Do you know this shorthand? FYI?
It means “For Your Information.”
It’s a great way to save time and space in text mail and email.
We even can use it in actual speech!
E.g. “John, I’ll see you at 6pm for dinner, and FYI, it’s your turn to pick up the tab!” (Pay the bill).
I am currently in Japan right now, enjoying my time in Tokyo, Yokohama, and soon Shizuoka and Kyoto.
I’ll post again soon.
Thanks for reading!
I will be here in Japan until July 9th. Some work, some relaxation.
I am in Tokyo and Yokohama right now and soon I will visit Shizuoka and then Kyoto.
I will put together a post/newsletter soon about communication issues here in J-town.
For now, sorry that I have not posted for a while. Jet-lag is brutal.
They are twins. They are the flip side of a coin. As you build up your belief in yourself to do something you gain the nerve to do it. Once you do it or attempt to do it you start to notice what you are doing right, that it wasn’t as bad as you had imagined it, and that maybe next time will be even better.
As you feel more competent at the activity you start to believe more in your ability to improve and maybe even get good at it. This gives you more confidence, even if it is mostly visualization at the beginning. So I could go on with this email but I think you can see my point. The confidence leads to taking more chances and doing things better, so that increases competence, and the increased competence increases your confidence. It will radiate out of you.
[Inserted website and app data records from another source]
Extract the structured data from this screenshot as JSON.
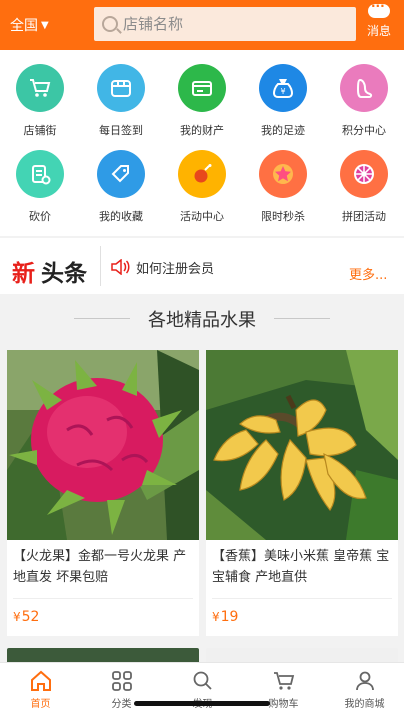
{
  "header": {
    "region": "全国",
    "search_placeholder": "店铺名称",
    "message_label": "消息"
  },
  "grid_items": [
    {
      "label": "店铺街",
      "icon": "shopping-cart-icon",
      "color": "#3cc6a5"
    },
    {
      "label": "每日签到",
      "icon": "store-icon",
      "color": "#41b6e6"
    },
    {
      "label": "我的财产",
      "icon": "wallet-icon",
      "color": "#2db84a"
    },
    {
      "label": "我的足迹",
      "icon": "money-bag-icon",
      "color": "#1e88e5"
    },
    {
      "label": "积分中心",
      "icon": "footprint-icon",
      "color": "#ea7bbd"
    },
    {
      "label": "砍价",
      "icon": "bargain-icon",
      "color": "#43d4b4"
    },
    {
      "label": "我的收藏",
      "icon": "tag-icon",
      "color": "#2f9be6"
    },
    {
      "label": "活动中心",
      "icon": "bomb-icon",
      "color": "#ffb300"
    },
    {
      "label": "限时秒杀",
      "icon": "star-icon",
      "color": "#ff7043"
    },
    {
      "label": "拼团活动",
      "icon": "wheel-icon",
      "color": "#ff7043"
    }
  ],
  "news": {
    "logo_new": "新",
    "logo_head": "头条",
    "text": "如何注册会员",
    "more": "更多..."
  },
  "section": {
    "title": "各地精品水果"
  },
  "products": [
    {
      "title": "【火龙果】金都一号火龙果 产地直发 坏果包赔",
      "currency": "¥",
      "price": "52"
    },
    {
      "title": "【香蕉】美味小米蕉 皇帝蕉 宝宝辅食 产地直供",
      "currency": "¥",
      "price": "19"
    }
  ],
  "tabbar": [
    {
      "label": "首页",
      "icon": "home-icon",
      "active": true
    },
    {
      "label": "分类",
      "icon": "grid-icon",
      "active": false
    },
    {
      "label": "发现",
      "icon": "search-icon",
      "active": false
    },
    {
      "label": "购物车",
      "icon": "cart-icon",
      "active": false
    },
    {
      "label": "我的商城",
      "icon": "user-icon",
      "active": false
    }
  ],
  "colors": {
    "accent": "#ff6e0f",
    "price": "#ff6e0f"
  }
}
Dale Carnegie said it best: Do the thing that you are afraid of. That is the one sure way of conquering your fear! (He was talking about public speaking, but it can be related to many things).
Until next time!
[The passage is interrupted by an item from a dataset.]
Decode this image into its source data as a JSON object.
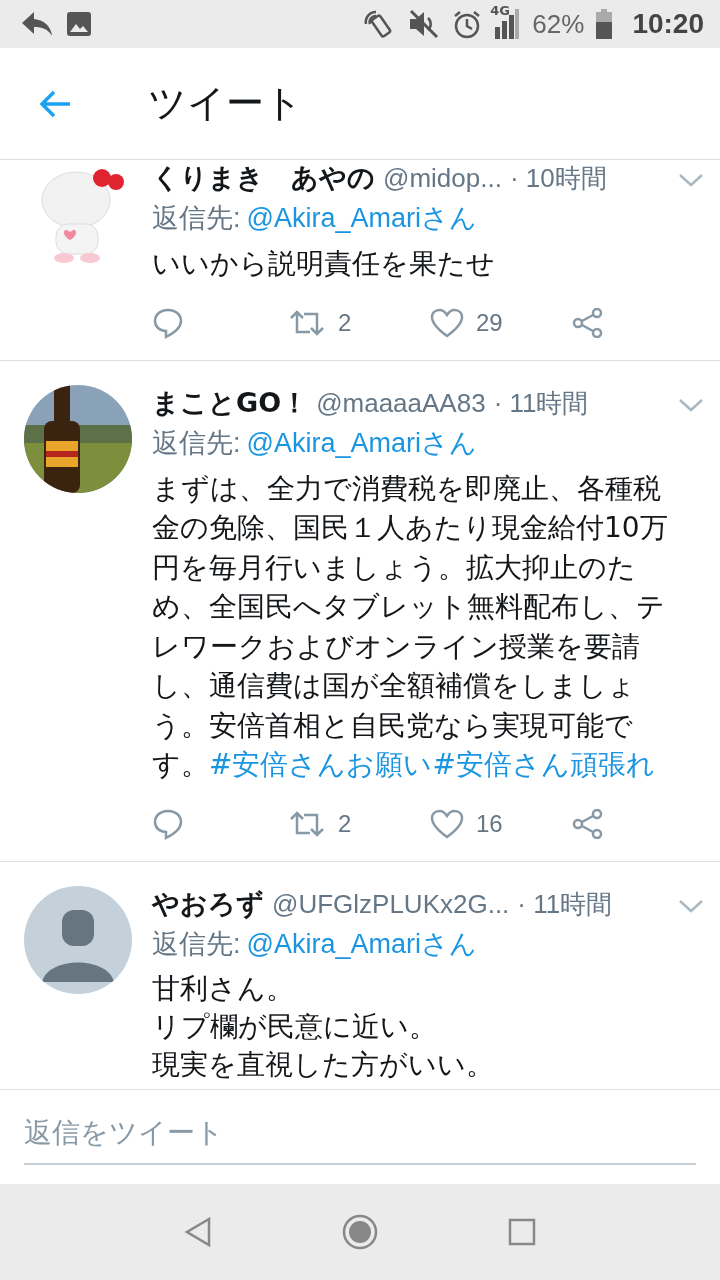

Today’s mini-lesson is simple. Be simpler.
Is simple a bad thing? No. (See? A simple answer!)
As a communication and career coach I have seen resumes and cover letters that are too ‘wordy’ and absolutely unclear. This little advice is not just for resumes and CVs, it is also for presentations, speeches, meetings, etc. or just plain conversation.
If you are using ESL – English as a second language – then you are already probably a little nervous about what you say and how you say it. Let me give you some good advice that you can smile with: simplify your language and communications. Do not over-complicate it all. We do not think a person is stupid just because they use simple, easy-to-use English. We often choose the simplest form of speech as it is the most direct and quickest. However if you are using too many big words and are over-polite and too formal etc. we then might think that you are not very comfortable in our world of casual no-nonsense ‘direct’ language.
Think about it. Simplify your thoughts before writing out a ‘thick’ resume or letter. Organize your words using common language before you speak.
Simple is best.
Isn’t that good news?
I had a fantastic time training the wonderful, energetic group of participants over the last weekend, at our 3V communication course. The first day focused on interpersonal skills and the second more on professional skills and public speaking.
Anyway, unfortunately due to my over-zealousness to try to give the group all of my best information, the afternoon of the second day ended up seeming a bit rushed. I had packed too much information into the course and workbooks, and although they can read it at home as many times as they like to help digest it, it still felt bad to rush material and examples. Not something I wanted to do.
So it reminds me today of the 75% rule of public speaking and presentations. Only prepare for 75% of the time allotted. That way you have time to slow down, relax, field questions, and even digress a little if necessary. You know story-telling is a natural digression and can dramatically increase audience listening and participation too. Every one likes a good (and hopefully relevant) story!
So in closing today’s brief post I am reminded of a great Japanese saying: “Saru mo ki kara ochiru.” What is the translation? “Sometimes even monkeys fall out of trees!” (Hey I fell out of the tree, but I don’t think I broke anything!)
Until next time.